Great kiva of Chetro Ketl
A color map of the area around Chaco Canyon, New Mexico
Park map
LocationSan Juan County and McKinley County, New Mexico, US
Coordinates36°04′N 107°58′W / 36.06°N 107.96°W / 36.06; -107.96
Area33,977.8 acres (137.50 km2)
Architectural style(s)Ancient Puebloan
Visitors39,175 (in 2011)
Governing bodyNational Park Service
WebsiteChaco Culture National Historical Park
Official name: Chaco Culture
Designated1987 (11th session)
Reference no.353
State Party United States
RegionEurope and North America
Typehistoric district
DesignatedOctober 15, 1966
Reference no.66000895[1]
DesignatedMarch 11, 1907
DelistedDecember 19, 1980
Designated byPresident Theodore Roosevelt
DesignatedDecember 19, 1980
DesignatedMay 21, 1971
Reference no.57
Chaco Culture National Historical Park is located in New Mexico
Chaco Culture National Historical Park
Location of Chaco Culture National Historical Park in New Mexico
Chaco Culture National Historical Park is located in the United States
Chaco Culture National Historical Park
Chaco Culture National Historical Park (the United States)

Chaco Culture National Historical Park is a United States National Historical Park. It is in New Mexico. This was a cultural center for the Ancestral Puebloan people. The site was active between 850 and 1250 CE. It is an important cultural site from a Pre-Columbian society. The sites were important for ceremonies. At the time, the sites included some of the largest buildings in America. Many of the buildings are connected to astronomy. Puebloan people most likely left the sites because of climate change. Today the Pueblo and Hopi people consider the site sacred.[2][3] The park is also a UNESCO World Heritage Site.[4]

References[change | change source]
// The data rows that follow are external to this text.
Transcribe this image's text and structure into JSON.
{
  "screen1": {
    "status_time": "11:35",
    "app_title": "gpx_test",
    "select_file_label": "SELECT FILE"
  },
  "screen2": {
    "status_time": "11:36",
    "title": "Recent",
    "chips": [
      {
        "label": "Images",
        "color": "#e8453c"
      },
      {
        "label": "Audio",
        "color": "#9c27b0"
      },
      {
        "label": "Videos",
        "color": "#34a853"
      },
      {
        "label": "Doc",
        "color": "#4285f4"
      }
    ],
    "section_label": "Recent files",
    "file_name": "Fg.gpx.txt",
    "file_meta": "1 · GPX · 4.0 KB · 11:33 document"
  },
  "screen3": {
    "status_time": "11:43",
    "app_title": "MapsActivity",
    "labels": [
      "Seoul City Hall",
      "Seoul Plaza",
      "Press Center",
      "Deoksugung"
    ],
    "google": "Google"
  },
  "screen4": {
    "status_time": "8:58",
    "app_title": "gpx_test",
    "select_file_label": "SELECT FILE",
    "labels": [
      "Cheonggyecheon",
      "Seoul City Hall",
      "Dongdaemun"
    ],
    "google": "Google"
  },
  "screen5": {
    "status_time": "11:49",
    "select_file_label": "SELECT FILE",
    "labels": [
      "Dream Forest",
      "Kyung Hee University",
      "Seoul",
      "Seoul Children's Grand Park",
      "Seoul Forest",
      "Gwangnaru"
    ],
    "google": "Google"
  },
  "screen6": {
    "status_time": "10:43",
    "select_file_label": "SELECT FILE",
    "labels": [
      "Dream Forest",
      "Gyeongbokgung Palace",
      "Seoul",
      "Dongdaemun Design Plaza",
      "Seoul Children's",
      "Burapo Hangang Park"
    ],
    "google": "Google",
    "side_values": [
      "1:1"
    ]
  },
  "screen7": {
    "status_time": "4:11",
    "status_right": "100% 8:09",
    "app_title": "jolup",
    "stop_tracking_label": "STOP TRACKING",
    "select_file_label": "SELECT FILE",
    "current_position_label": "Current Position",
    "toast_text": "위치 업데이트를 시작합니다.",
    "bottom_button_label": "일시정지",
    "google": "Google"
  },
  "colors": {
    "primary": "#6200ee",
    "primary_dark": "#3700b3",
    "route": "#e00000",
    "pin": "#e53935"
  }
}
  1. "National Register Information System". National Register of Historic Places. National Park Service. 2010-07-09.
  2. Strutin, M. (1994), Chaco: A Cultural Legacy, Southwest Parks and Monuments Association (published June 1994), ISBN 978-1877856457, photography by George H. H. Huey.
  3. Fagan, B. M. (2005), Chaco Canyon: Archaeologists Explore the Lives of an Ancient Society, Oxford University Press (published May 1, 2005), ISBN 978-0195170436
  4. Centre, UNESCO World Heritage. "Chaco Culture". UNESCO World Heritage Centre. Retrieved 2022-07-30.